Jesse Sergent of Garmin-Barracuda had set the early benchmark time of 33 minutes 59 seconds, which would be beaten first by Thomas, then Pinotti. The latter, five times Italian champion in this discipline and winner of the time trial in Milan that brought the 2008 Giro to a close, had begun last year's Giro in the maglia rosa after his HTC-Highroad team, including former team mate Cavendish, took the opening team time trial in Turin.
He had been one of the favourites to take the final day's time trial in Milan but crashed out of the race on Stage 19 in an incident in which he broke his hip. Instead, it was Garmin's David Millar who won the time trial on the last day of the 2011 Giro, but today Pinotti made sure there was no repeat of that British success by comfortably beating Thomas's time of 33 minutes 45 seconds, going 39 seconds quicker than the Welshman.
Giro d’Italia Stage 21 result 1 Marco PINOTTI BMC 33:06 2 Geraint THOMAS SKY +0:39 3 Jesse SERGENT RNT +0:53 4 Alex RASMUSSEN GRM +1:00 5 Thomas DE GENDT VCD +1:01 6 Ryder HESJEDAL GRM +1:09 7 Gustav LARSSON VCD +1:14 8 Maciej BODNAR LIQ +1:15 9 Svein TUFT OGE +1:22 10 Julien VERMOTE OPQ +1:23 11 Ian STANNARD SKY +1:24 12 Michal KWIATKOWSKI OPQ +1:24 13 Dario CATALDO OPQ +1:25 14 Adriano MALORI LAM +1:28 15 Nelson OLIVEIRA RNT +1:30 16 Taylor PHINNEY BMC +1:31 17 Christian VANDEVELDE GRM +1:36 18 Mikhail IGNATYEV KAT +1:47 19 Jose SERPA AND +1:49 20 Sébastien ROSSELER GRM +1:50 Final overall standings 1 Ryder HESJEDAL GRM 91:39:02 2 Joaquin RODRIGUEZ KAT +0:16 3 Thomas DE GENDT VCD +1:39 4 Michele SCARPONI LAM +2:05 5 Ivan BASSO LIQ +3:44 6 Damiano CUNEGO LAM +4:40 7 Rigoberto URAN SKY +5:57 8 Domenico POZZOVIVO COG +6:28 9 Sergio HENAO SKY +7:50 10 Mikel NIEVE EUS +8:08
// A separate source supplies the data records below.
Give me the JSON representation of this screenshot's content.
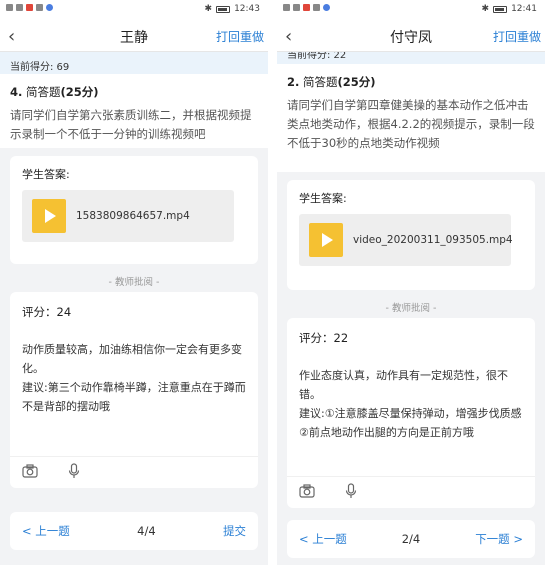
{
  "left": {
    "status": {
      "time": "12:43"
    },
    "nav": {
      "back": "‹",
      "title": "王静",
      "redo": "打回重做"
    },
    "score_text": "当前得分: 69",
    "question": {
      "number": "4.",
      "type": "简答题",
      "points": "(25分)",
      "text": "请同学们自学第六张素质训练二，并根据视频提示录制一个不低于一分钟的训练视频吧"
    },
    "answer_label": "学生答案:",
    "file_name": "1583809864657.mp4",
    "divider": "- 教师批阅 -",
    "comment": {
      "rating": "评分：24",
      "lines": [
        "动作质量较高，加油练相信你一定会有更多变化。",
        "建议:第三个动作靠椅半蹲，注意重点在于蹲而不是背部的摆动哦"
      ]
    },
    "footer": {
      "prev": "< 上一题",
      "page": "4/4",
      "next": "提交"
    }
  },
  "right": {
    "status": {
      "time": "12:41"
    },
    "nav": {
      "back": "‹",
      "title": "付守凤",
      "redo": "打回重做"
    },
    "score_text": "当前得分: 22",
    "question": {
      "number": "2.",
      "type": "简答题",
      "points": "(25分)",
      "text": "请同学们自学第四章健美操的基本动作之低冲击类点地类动作，根据4.2.2的视频提示，录制一段不低于30秒的点地类动作视频"
    },
    "answer_label": "学生答案:",
    "file_name": "video_20200311_093505.mp4",
    "divider": "- 教师批阅 -",
    "comment": {
      "rating": "评分：22",
      "lines": [
        "作业态度认真，动作具有一定规范性，很不错。",
        "建议:①注意膝盖尽量保持弹动，增强步伐质感",
        "②前点地动作出腿的方向是正前方哦"
      ]
    },
    "footer": {
      "prev": "< 上一题",
      "page": "2/4",
      "next": "下一题 >"
    }
  },
  "icons": {
    "camera": "camera-icon",
    "microphone": "microphone-icon",
    "play": "play-icon"
  },
  "colors": {
    "accent": "#2a7fd4",
    "play_button": "#f5c132",
    "score_bar": "#eaf3fb"
  }
}
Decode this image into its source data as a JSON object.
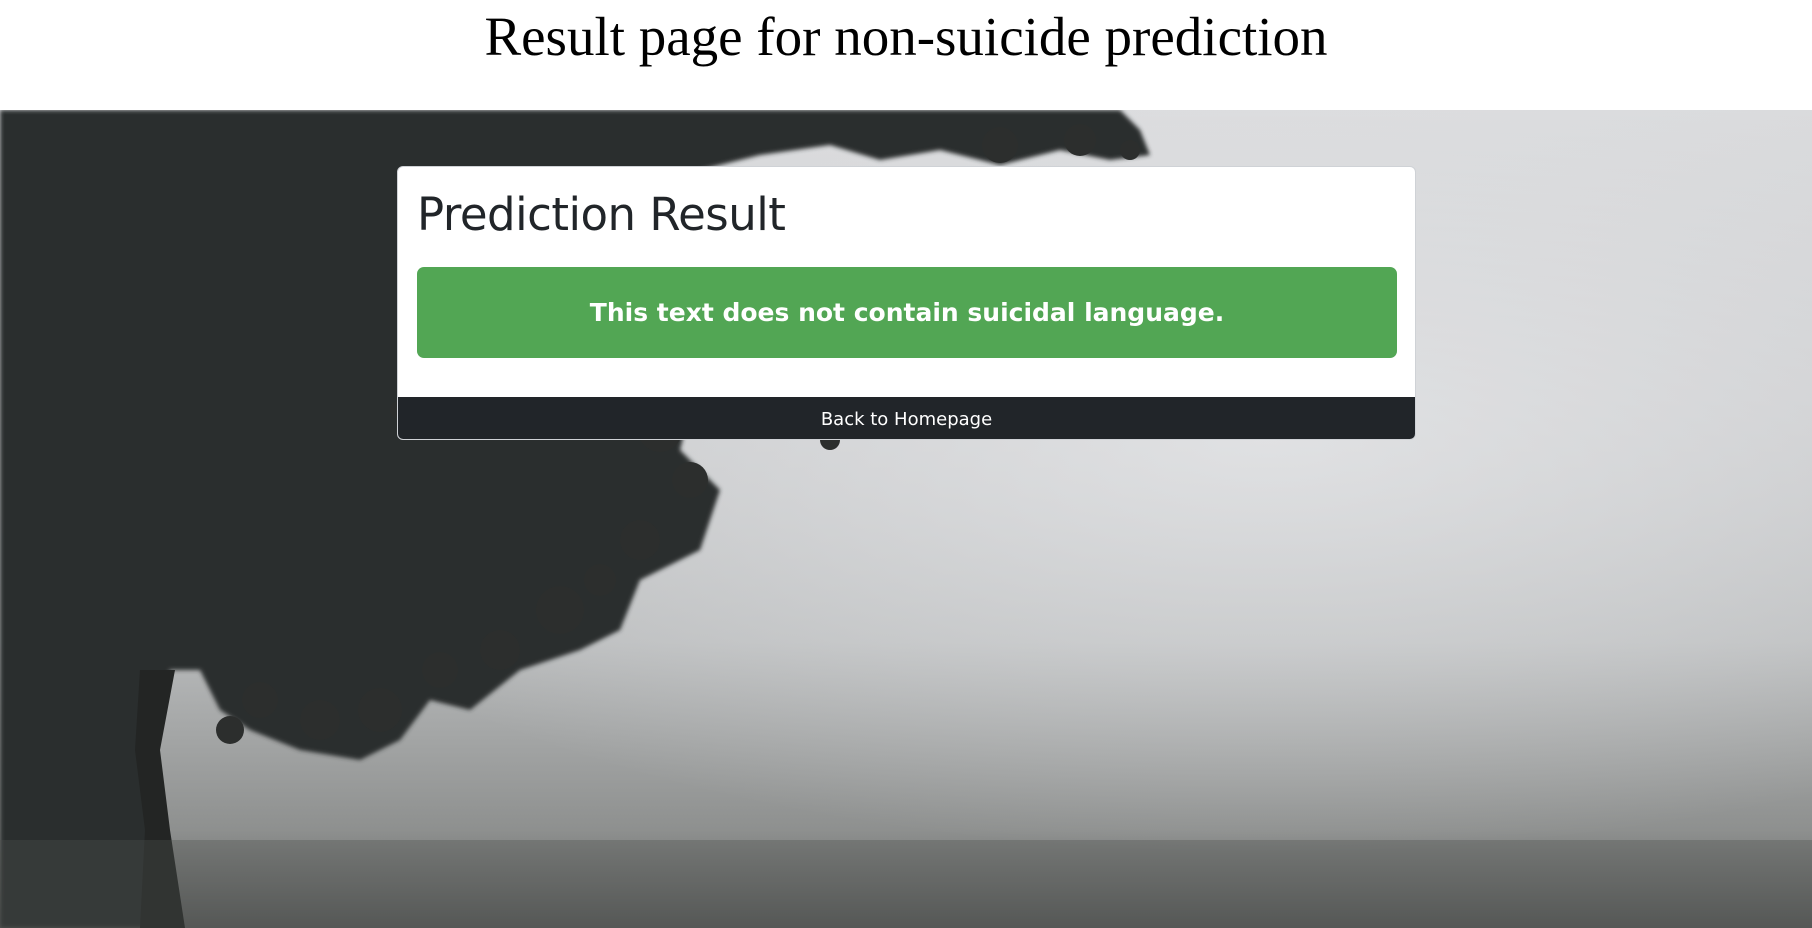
{
  "caption": {
    "text": "Result page for non-suicide prediction"
  },
  "result_card": {
    "title": "Prediction Result",
    "alert_message": "This text does not contain suicidal language.",
    "back_button_label": "Back to Homepage"
  },
  "colors": {
    "alert_success": "#52a654",
    "button_dark": "#212529",
    "title_text": "#212529",
    "card_background": "#ffffff"
  }
}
Born in Scotland, Simon moved to London aged seven and now lives in the Oxfordshire Cotswolds with his miniature schnauzer, Elodie. He fell in love with cycling one Saturday morning in 1994 while living in Italy when Milan-San Remo went past his front door. A daily cycle commuter in London back before riding to work started to boom, he's been news editor at road.cc since 2009. Handily for work, he speaks French and Italian. He doesn't get to ride his Colnago as often as he'd like, and freely admits he's much more adept at cooking than fettling with bikes.